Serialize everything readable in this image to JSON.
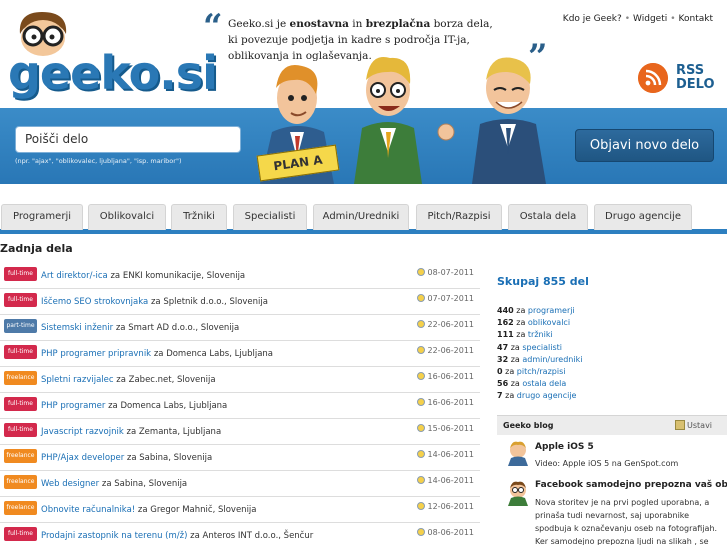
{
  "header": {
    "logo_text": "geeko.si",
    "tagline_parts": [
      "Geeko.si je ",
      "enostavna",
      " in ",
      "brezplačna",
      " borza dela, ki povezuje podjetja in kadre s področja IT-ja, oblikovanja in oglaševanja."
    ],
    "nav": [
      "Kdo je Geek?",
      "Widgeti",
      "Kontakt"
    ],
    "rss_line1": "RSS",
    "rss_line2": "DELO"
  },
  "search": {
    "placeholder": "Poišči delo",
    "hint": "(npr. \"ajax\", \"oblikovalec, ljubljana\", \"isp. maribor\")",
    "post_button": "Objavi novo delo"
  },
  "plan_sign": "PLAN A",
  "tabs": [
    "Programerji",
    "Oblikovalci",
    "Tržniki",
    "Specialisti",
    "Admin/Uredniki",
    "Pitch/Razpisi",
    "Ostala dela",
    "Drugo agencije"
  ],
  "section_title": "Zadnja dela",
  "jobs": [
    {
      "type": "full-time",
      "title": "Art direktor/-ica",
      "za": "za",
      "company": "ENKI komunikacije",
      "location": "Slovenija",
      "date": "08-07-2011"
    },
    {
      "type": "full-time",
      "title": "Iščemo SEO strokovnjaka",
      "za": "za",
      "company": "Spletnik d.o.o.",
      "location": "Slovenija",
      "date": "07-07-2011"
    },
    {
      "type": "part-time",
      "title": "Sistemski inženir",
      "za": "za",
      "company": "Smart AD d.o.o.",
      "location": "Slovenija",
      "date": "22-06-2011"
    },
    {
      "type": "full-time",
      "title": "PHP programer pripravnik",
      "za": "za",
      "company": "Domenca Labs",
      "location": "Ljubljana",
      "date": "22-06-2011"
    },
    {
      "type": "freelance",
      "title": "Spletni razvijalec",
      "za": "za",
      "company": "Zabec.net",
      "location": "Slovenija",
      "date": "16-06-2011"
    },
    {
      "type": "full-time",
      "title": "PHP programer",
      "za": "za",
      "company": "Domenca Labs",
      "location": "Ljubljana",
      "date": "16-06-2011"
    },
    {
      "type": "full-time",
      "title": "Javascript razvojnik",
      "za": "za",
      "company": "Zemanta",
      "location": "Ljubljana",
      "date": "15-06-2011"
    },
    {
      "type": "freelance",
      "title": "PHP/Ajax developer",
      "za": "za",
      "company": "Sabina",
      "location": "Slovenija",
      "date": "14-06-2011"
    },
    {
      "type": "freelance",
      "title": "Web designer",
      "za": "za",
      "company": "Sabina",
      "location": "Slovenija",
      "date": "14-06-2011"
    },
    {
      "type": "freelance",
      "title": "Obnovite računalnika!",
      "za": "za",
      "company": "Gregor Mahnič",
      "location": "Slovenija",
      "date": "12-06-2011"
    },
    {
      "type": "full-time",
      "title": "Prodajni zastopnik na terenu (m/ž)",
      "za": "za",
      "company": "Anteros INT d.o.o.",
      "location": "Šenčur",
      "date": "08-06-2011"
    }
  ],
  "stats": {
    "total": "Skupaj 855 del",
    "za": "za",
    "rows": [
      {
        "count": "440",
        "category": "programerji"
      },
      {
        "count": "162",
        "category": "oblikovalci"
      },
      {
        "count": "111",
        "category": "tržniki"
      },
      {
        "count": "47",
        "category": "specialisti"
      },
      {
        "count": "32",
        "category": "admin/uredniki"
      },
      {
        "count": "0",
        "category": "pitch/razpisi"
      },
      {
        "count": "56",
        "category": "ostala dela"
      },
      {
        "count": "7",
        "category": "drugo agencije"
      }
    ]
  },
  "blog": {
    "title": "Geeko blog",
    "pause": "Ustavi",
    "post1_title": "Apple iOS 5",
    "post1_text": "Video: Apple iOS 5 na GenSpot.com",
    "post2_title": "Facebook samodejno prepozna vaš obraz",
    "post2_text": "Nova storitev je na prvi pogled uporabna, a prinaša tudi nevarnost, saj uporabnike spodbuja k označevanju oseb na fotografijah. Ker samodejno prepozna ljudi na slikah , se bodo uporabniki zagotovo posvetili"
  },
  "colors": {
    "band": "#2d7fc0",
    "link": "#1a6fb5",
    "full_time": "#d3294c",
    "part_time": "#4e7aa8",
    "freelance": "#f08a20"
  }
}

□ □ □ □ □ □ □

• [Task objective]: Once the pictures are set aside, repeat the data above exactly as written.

• [Exercise solution]:
Serialize everything readable in this image to JSON.
{
  "header": {
    "logo_text": "geeko.si",
    "tagline_parts": [
      "Geeko.si je ",
      "enostavna",
      " in ",
      "brezplačna",
      " borza dela, ki povezuje podjetja in kadre s področja IT-ja, oblikovanja in oglaševanja."
    ],
    "nav": [
      "Kdo je Geek?",
      "Widgeti",
      "Kontakt"
    ],
    "rss_line1": "RSS",
    "rss_line2": "DELO"
  },
  "search": {
    "placeholder": "Poišči delo",
    "hint": "(npr. \"ajax\", \"oblikovalec, ljubljana\", \"isp. maribor\")",
    "post_button": "Objavi novo delo"
  },
  "plan_sign": "PLAN A",
  "tabs": [
    "Programerji",
    "Oblikovalci",
    "Tržniki",
    "Specialisti",
    "Admin/Uredniki",
    "Pitch/Razpisi",
    "Ostala dela",
    "Drugo agencije"
  ],
  "section_title": "Zadnja dela",
  "jobs": [
    {
      "type": "full-time",
      "title": "Art direktor/-ica",
      "za": "za",
      "company": "ENKI komunikacije",
      "location": "Slovenija",
      "date": "08-07-2011"
    },
    {
      "type": "full-time",
      "title": "Iščemo SEO strokovnjaka",
      "za": "za",
      "company": "Spletnik d.o.o.",
      "location": "Slovenija",
      "date": "07-07-2011"
    },
    {
      "type": "part-time",
      "title": "Sistemski inženir",
      "za": "za",
      "company": "Smart AD d.o.o.",
      "location": "Slovenija",
      "date": "22-06-2011"
    },
    {
      "type": "full-time",
      "title": "PHP programer pripravnik",
      "za": "za",
      "company": "Domenca Labs",
      "location": "Ljubljana",
      "date": "22-06-2011"
    },
    {
      "type": "freelance",
      "title": "Spletni razvijalec",
      "za": "za",
      "company": "Zabec.net",
      "location": "Slovenija",
      "date": "16-06-2011"
    },
    {
      "type": "full-time",
      "title": "PHP programer",
      "za": "za",
      "company": "Domenca Labs",
      "location": "Ljubljana",
      "date": "16-06-2011"
    },
    {
      "type": "full-time",
      "title": "Javascript razvojnik",
      "za": "za",
      "company": "Zemanta",
      "location": "Ljubljana",
      "date": "15-06-2011"
    },
    {
      "type": "freelance",
      "title": "PHP/Ajax developer",
      "za": "za",
      "company": "Sabina",
      "location": "Slovenija",
      "date": "14-06-2011"
    },
    {
      "type": "freelance",
      "title": "Web designer",
      "za": "za",
      "company": "Sabina",
      "location": "Slovenija",
      "date": "14-06-2011"
    },
    {
      "type": "freelance",
      "title": "Obnovite računalnika!",
      "za": "za",
      "company": "Gregor Mahnič",
      "location": "Slovenija",
      "date": "12-06-2011"
    },
    {
      "type": "full-time",
      "title": "Prodajni zastopnik na terenu (m/ž)",
      "za": "za",
      "company": "Anteros INT d.o.o.",
      "location": "Šenčur",
      "date": "08-06-2011"
    }
  ],
  "stats": {
    "total": "Skupaj 855 del",
    "za": "za",
    "rows": [
      {
        "count": "440",
        "category": "programerji"
      },
      {
        "count": "162",
        "category": "oblikovalci"
      },
      {
        "count": "111",
        "category": "tržniki"
      },
      {
        "count": "47",
        "category": "specialisti"
      },
      {
        "count": "32",
        "category": "admin/uredniki"
      },
      {
        "count": "0",
        "category": "pitch/razpisi"
      },
      {
        "count": "56",
        "category": "ostala dela"
      },
      {
        "count": "7",
        "category": "drugo agencije"
      }
    ]
  },
  "blog": {
    "title": "Geeko blog",
    "pause": "Ustavi",
    "post1_title": "Apple iOS 5",
    "post1_text": "Video: Apple iOS 5 na GenSpot.com",
    "post2_title": "Facebook samodejno prepozna vaš obraz",
    "post2_text": "Nova storitev je na prvi pogled uporabna, a prinaša tudi nevarnost, saj uporabnike spodbuja k označevanju oseb na fotografijah. Ker samodejno prepozna ljudi na slikah , se bodo uporabniki zagotovo posvetili"
  },
  "colors": {
    "band": "#2d7fc0",
    "link": "#1a6fb5",
    "full_time": "#d3294c",
    "part_time": "#4e7aa8",
    "freelance": "#f08a20"
  }
}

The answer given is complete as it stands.